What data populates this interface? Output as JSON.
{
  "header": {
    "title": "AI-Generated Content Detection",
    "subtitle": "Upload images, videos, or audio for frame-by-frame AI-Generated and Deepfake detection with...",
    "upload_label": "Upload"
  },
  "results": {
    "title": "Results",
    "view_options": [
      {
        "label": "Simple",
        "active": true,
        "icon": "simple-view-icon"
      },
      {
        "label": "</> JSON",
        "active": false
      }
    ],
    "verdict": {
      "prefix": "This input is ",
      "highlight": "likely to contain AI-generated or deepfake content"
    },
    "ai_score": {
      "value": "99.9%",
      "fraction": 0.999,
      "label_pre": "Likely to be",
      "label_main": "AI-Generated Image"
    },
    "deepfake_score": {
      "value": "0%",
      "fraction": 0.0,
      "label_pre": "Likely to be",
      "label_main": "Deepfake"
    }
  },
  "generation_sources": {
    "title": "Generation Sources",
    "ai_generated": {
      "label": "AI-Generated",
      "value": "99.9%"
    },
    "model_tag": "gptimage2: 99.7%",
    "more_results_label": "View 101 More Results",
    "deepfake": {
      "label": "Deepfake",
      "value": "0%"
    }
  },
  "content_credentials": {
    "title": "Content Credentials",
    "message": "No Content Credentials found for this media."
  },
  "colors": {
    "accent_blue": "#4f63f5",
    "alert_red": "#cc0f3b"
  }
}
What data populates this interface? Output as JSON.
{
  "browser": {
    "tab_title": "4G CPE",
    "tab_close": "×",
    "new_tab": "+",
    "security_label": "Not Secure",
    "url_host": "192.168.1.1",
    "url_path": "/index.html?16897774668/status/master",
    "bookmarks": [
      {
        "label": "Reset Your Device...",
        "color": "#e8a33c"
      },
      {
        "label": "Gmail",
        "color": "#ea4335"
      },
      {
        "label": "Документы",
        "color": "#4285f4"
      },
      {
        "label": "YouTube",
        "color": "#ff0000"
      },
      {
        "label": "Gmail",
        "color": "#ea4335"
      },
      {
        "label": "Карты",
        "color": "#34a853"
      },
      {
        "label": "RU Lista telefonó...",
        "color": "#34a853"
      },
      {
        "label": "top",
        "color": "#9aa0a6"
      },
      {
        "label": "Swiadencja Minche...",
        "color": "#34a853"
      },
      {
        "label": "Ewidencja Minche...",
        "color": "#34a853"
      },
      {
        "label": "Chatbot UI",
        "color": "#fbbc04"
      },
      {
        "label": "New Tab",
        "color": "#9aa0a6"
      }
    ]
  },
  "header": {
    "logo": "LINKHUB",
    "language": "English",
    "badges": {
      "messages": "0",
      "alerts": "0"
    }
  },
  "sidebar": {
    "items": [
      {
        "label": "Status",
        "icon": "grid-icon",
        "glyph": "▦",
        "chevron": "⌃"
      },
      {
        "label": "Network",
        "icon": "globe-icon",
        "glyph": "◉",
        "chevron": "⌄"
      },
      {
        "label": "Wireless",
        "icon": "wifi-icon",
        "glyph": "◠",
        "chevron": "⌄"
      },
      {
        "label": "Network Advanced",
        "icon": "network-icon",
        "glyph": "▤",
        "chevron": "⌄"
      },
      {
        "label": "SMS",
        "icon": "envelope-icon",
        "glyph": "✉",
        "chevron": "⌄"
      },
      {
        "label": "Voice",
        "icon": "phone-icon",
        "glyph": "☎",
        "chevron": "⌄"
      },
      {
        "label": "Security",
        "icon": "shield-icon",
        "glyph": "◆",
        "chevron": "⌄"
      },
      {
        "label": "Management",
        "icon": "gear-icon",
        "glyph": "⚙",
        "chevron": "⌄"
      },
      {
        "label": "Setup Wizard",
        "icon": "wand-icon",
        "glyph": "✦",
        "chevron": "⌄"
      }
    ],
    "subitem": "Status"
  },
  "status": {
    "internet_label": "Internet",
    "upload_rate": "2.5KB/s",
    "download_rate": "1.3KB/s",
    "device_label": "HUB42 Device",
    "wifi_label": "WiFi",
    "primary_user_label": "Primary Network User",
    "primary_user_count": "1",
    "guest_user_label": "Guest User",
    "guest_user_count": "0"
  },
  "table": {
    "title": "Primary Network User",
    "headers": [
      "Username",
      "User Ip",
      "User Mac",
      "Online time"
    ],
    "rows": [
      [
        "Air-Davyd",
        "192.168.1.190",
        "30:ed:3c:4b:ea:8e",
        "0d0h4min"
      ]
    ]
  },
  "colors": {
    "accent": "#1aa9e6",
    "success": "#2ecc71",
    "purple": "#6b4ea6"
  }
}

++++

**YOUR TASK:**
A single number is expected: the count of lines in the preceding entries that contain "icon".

**EXERCISE RESPONSE:**
10